On Nauru

Linocut 12 x 21 cm

I produced this to use on a poster for a rally calling for all the children and their families to be freed from detention on Nauru

Mr Abbott, open your mind before you open your mouth.

Describing remote community living as a lifestyle choice again demonstrates that Australian Prime Minister, Tony Abbott, just doesn’t get it.

For indigenous people, their remote community is their home.

It is their place of belonging, their land, their life.

Take them away from that, and their lives are diminished.

Many people living in remote communities are still not quite at home. Their family lands  have been taken and used by others; and they are forced to live alongside people who may be hostile to them. But it is as close as they are going to get to “home.” We, the dominant culture, have seen to that.

Remote communities are inconvenient, and costly. We might hope that they go away. In time some of them most likely will. Our racist attitudes and policies will ensure that this happens. And the people will suffer even more than they do now.

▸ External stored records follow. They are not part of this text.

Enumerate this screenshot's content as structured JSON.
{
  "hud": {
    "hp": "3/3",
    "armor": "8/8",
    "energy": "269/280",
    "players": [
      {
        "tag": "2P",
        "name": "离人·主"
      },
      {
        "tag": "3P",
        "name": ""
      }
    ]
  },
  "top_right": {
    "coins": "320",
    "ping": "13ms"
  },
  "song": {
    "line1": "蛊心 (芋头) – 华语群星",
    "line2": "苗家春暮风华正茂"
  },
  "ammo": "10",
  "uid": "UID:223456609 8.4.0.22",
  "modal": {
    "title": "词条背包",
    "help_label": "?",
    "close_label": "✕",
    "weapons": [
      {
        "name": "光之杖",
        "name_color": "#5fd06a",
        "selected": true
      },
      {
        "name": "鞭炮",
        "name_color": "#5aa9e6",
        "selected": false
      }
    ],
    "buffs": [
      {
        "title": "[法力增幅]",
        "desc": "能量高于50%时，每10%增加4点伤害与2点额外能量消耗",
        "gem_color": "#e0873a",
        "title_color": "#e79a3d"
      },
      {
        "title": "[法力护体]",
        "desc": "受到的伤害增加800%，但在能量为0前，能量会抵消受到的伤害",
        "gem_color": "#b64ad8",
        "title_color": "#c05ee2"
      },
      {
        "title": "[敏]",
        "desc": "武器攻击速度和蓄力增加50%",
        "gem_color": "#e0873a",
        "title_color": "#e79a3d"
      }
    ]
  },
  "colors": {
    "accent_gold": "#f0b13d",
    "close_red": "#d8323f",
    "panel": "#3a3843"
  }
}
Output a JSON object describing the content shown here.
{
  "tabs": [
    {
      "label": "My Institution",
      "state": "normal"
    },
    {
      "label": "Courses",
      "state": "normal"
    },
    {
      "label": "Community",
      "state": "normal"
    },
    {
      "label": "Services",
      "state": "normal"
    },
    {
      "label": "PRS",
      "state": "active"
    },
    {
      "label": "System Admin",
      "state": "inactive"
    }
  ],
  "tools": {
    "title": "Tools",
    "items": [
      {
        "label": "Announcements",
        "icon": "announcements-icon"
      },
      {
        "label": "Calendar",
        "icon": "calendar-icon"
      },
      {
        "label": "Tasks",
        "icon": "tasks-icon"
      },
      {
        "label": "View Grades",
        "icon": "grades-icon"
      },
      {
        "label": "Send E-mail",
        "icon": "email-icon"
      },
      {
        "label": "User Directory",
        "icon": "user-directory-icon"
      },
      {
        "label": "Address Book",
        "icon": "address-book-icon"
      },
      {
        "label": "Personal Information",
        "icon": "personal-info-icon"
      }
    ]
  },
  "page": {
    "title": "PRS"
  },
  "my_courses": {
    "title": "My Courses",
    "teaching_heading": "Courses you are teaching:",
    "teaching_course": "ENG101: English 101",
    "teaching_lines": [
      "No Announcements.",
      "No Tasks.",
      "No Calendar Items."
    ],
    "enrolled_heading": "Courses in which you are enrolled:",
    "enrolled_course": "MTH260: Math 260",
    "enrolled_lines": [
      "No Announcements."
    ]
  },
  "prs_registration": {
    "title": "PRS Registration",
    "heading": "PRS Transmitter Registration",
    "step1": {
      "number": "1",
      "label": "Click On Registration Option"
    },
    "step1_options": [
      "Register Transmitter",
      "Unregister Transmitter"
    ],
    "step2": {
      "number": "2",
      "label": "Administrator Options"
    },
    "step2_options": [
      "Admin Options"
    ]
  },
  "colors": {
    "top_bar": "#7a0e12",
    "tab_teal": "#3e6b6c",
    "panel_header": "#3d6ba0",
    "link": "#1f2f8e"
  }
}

Jane and I have chosen to live in a remote community, but it was never a ‘life-style’ choice. The issues of remote communities are complex and multi-layered. In our third year here each day brings new insights, and challenges to our understandings; and we feel we are just beginning.

Mr Abbott, open your mind before you open your mouth.